Valentine said of the still-pending lawsuit: "We've been diligently working toward a resolution to the legal matter."
The developers bought the 117-acre development site for $12.1 million in 2017, inheriting approvals for a project that the town granted in 2013 after a lawsuit with the previous owner. The plans consist of 237 single-family houses and 194 duplex units, to be built in five phases. The property is off West Avenue and Conklington Road, and next to the Whispering Hills condominium complex.
The entrance to the Greens at Chester housing construction site in Chester, on Sept. 18, 2020.
The town and developers continue to dispute how large the fully detached homes can be. Town officials contend the total size cannot exceed 2,500 square feet, while the developers argue the town contrived that restriction to deter Hasidic home buyers with large families. Their proposed model homes ranged from 2,500 to 3,400 square feet.

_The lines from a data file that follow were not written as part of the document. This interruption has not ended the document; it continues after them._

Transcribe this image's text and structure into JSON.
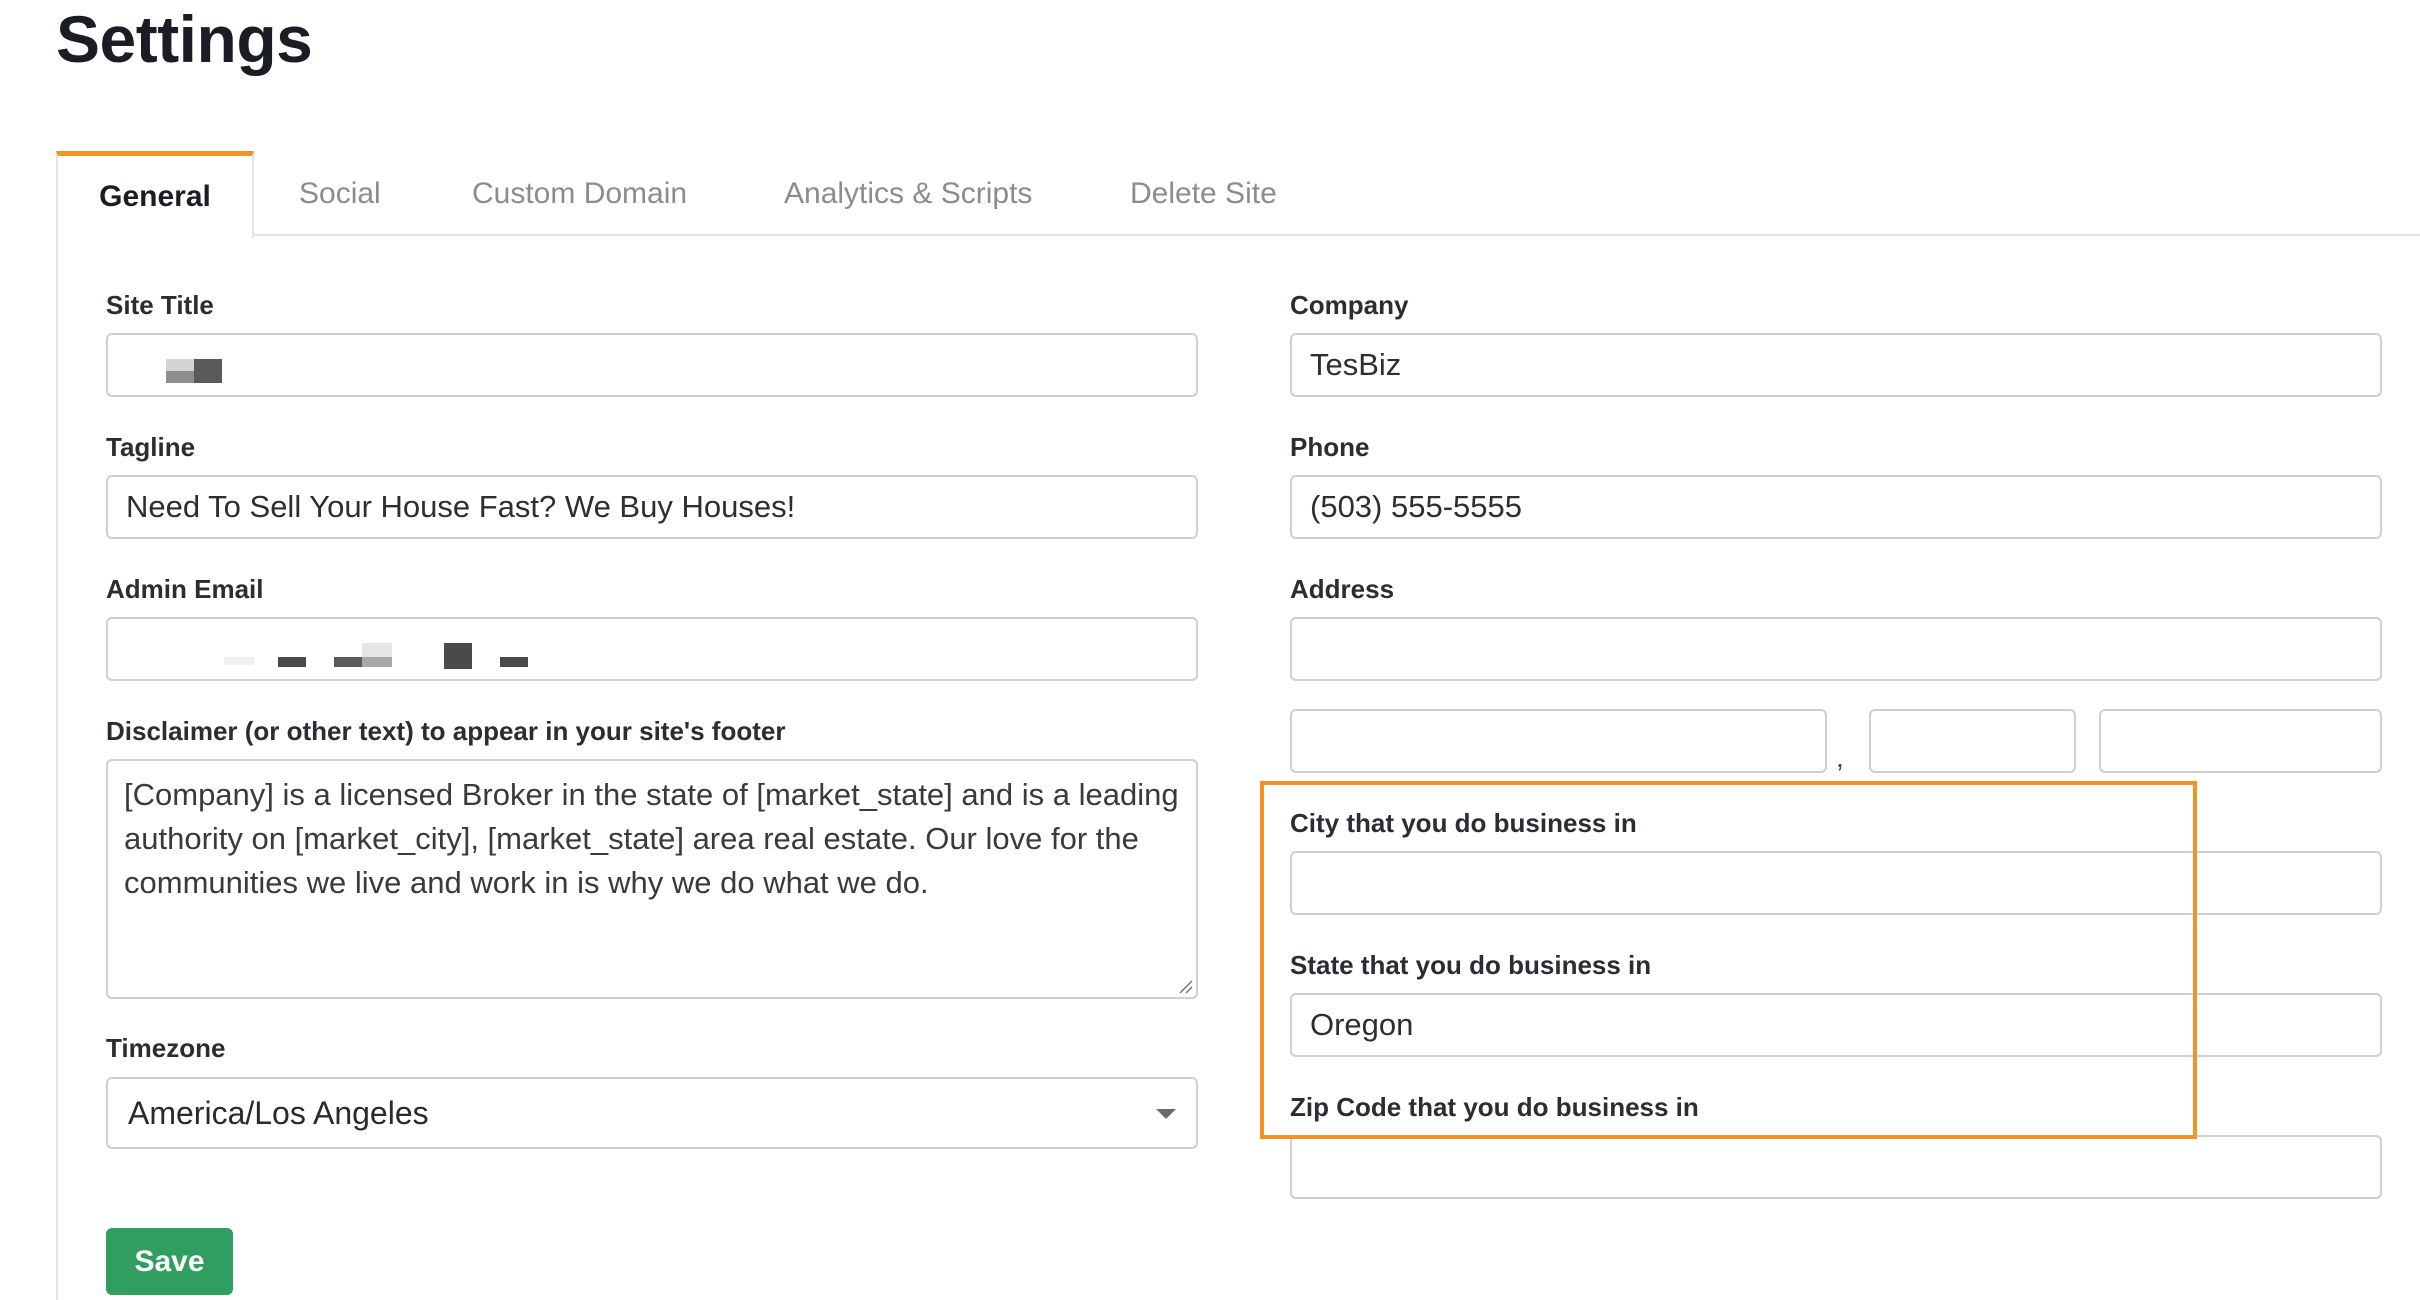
{
  "page": {
    "title": "Settings"
  },
  "tabs": [
    {
      "label": "General",
      "active": true
    },
    {
      "label": "Social",
      "active": false
    },
    {
      "label": "Custom Domain",
      "active": false
    },
    {
      "label": "Analytics & Scripts",
      "active": false
    },
    {
      "label": "Delete Site",
      "active": false
    }
  ],
  "left": {
    "site_title": {
      "label": "Site Title",
      "value": ""
    },
    "tagline": {
      "label": "Tagline",
      "value": "Need To Sell Your House Fast? We Buy Houses!"
    },
    "admin_email": {
      "label": "Admin Email",
      "value": ""
    },
    "disclaimer": {
      "label": "Disclaimer (or other text) to appear in your site's footer",
      "value": "[Company] is a licensed Broker in the state of [market_state] and is a leading authority on [market_city], [market_state] area real estate. Our love for the communities we live and work in is why we do what we do."
    },
    "timezone": {
      "label": "Timezone",
      "value": "America/Los Angeles"
    }
  },
  "right": {
    "company": {
      "label": "Company",
      "value": "TesBiz"
    },
    "phone": {
      "label": "Phone",
      "value": "(503) 555-5555"
    },
    "address": {
      "label": "Address",
      "value": ""
    },
    "address_separator": ",",
    "city_business": {
      "label": "City that you do business in",
      "value": ""
    },
    "state_business": {
      "label": "State that you do business in",
      "value": "Oregon"
    },
    "zip_business": {
      "label": "Zip Code that you do business in",
      "value": ""
    }
  },
  "actions": {
    "save_label": "Save"
  },
  "colors": {
    "accent_orange": "#f39325",
    "save_green": "#2f9e5f",
    "border_gray": "#cfcfcf",
    "tab_inactive": "#8c8c8c"
  }
}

The lawsuit is pending before U.S. District Court Judge Philip Halpern in Manhattan, with the two sides disputing when the town must turn over documents that the developers' attorneys have requested. On Friday, lawyers for the Greens at Chester submitted a letter to Halpern arguing that the town's attorneys were improperly delaying the release of those firstname.lastname@example.org